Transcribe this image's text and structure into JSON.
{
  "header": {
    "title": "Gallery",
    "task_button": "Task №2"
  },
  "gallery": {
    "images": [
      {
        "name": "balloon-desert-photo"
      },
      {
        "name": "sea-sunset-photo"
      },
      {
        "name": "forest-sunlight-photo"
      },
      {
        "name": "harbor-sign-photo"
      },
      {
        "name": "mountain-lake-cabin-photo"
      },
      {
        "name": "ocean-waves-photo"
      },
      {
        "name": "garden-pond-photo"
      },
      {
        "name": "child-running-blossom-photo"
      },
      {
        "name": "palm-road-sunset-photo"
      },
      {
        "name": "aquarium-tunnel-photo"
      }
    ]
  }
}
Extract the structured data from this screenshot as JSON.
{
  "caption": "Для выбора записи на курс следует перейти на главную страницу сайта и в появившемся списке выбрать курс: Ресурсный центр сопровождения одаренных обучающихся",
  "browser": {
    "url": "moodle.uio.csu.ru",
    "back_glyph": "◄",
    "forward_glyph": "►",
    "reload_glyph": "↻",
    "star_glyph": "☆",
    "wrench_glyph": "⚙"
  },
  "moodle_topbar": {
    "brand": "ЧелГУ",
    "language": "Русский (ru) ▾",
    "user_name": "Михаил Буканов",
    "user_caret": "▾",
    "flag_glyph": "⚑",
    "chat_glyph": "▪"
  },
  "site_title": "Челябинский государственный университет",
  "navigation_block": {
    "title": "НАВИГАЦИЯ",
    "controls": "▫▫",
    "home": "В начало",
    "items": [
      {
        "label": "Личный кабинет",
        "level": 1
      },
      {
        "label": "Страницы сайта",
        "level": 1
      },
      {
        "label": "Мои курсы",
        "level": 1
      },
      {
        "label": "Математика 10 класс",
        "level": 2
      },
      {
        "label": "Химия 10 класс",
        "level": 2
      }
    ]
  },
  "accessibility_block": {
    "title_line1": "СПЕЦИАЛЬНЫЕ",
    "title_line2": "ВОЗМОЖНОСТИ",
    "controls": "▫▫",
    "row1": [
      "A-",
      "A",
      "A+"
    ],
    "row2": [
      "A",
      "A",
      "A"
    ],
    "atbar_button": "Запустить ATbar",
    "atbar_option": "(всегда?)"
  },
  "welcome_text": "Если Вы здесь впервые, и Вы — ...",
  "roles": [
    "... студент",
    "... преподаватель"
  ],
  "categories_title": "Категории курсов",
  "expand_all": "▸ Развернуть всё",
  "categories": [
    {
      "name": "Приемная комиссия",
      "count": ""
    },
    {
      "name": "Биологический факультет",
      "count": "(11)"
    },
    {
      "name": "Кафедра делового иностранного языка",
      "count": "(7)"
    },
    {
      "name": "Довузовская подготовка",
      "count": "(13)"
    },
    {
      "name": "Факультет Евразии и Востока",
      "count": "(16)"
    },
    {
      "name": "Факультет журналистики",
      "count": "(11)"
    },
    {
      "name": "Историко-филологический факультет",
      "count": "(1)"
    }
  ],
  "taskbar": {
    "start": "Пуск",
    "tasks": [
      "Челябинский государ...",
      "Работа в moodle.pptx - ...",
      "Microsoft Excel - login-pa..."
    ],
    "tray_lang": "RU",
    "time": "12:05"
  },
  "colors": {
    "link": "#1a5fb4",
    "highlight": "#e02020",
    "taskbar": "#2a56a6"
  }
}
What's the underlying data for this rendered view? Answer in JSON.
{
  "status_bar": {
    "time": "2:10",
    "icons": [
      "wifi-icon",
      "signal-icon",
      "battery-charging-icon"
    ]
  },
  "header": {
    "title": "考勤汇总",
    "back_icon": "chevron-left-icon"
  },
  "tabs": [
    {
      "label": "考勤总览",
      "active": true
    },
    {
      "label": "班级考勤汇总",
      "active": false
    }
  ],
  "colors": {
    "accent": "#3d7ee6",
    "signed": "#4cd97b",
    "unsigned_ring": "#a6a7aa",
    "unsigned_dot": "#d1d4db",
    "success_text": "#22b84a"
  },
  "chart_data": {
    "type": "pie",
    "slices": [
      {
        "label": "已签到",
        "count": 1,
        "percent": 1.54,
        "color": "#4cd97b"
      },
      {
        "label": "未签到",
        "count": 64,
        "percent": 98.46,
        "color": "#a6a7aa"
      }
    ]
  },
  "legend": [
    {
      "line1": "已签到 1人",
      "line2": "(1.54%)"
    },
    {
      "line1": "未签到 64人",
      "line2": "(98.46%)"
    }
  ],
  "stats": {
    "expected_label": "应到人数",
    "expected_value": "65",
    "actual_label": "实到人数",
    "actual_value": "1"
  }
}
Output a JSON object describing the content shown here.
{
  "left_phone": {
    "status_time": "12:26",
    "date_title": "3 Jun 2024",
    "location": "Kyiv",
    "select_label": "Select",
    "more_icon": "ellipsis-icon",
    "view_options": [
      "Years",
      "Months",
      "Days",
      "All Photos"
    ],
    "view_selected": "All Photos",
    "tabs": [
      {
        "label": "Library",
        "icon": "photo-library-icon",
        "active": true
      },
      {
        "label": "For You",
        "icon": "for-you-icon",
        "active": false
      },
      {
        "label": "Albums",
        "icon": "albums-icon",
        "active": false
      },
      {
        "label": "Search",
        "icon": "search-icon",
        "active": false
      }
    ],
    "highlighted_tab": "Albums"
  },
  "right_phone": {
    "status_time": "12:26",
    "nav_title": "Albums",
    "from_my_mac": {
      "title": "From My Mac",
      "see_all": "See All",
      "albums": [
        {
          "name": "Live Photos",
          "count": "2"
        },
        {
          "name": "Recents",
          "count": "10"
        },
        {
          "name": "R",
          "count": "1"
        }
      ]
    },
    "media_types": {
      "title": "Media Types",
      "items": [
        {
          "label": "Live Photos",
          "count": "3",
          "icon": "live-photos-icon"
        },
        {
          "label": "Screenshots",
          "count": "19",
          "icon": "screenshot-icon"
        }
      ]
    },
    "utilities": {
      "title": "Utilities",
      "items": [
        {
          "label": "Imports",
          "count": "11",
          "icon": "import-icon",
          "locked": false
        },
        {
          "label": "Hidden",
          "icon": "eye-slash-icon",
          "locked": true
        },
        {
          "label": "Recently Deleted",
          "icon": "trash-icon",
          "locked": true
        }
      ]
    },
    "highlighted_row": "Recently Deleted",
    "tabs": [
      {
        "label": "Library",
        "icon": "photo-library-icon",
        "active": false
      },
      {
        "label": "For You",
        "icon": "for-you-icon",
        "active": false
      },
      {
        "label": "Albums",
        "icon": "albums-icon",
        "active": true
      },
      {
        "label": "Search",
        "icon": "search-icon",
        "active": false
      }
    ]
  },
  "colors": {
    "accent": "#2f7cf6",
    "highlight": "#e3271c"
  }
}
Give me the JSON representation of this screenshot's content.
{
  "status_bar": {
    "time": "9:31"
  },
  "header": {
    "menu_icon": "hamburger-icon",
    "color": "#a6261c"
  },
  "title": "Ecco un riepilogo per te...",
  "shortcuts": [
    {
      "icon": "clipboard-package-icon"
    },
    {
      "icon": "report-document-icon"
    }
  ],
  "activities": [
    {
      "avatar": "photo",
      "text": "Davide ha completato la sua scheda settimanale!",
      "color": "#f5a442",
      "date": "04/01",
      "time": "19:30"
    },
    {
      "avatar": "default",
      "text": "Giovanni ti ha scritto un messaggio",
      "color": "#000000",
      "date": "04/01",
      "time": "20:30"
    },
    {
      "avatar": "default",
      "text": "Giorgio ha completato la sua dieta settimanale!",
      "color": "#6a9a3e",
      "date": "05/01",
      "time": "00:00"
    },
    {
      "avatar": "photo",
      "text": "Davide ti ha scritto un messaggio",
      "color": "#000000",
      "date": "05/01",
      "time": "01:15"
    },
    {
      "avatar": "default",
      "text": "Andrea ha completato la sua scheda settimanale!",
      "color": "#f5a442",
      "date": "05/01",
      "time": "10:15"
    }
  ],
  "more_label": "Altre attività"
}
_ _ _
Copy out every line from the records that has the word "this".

Transcribe this image's text and structure into JSON.
Extract the structured data from this screenshot as JSON.
What's the underlying data for this rendered view? Answer in JSON.
Give me the JSON representation of this screenshot's content.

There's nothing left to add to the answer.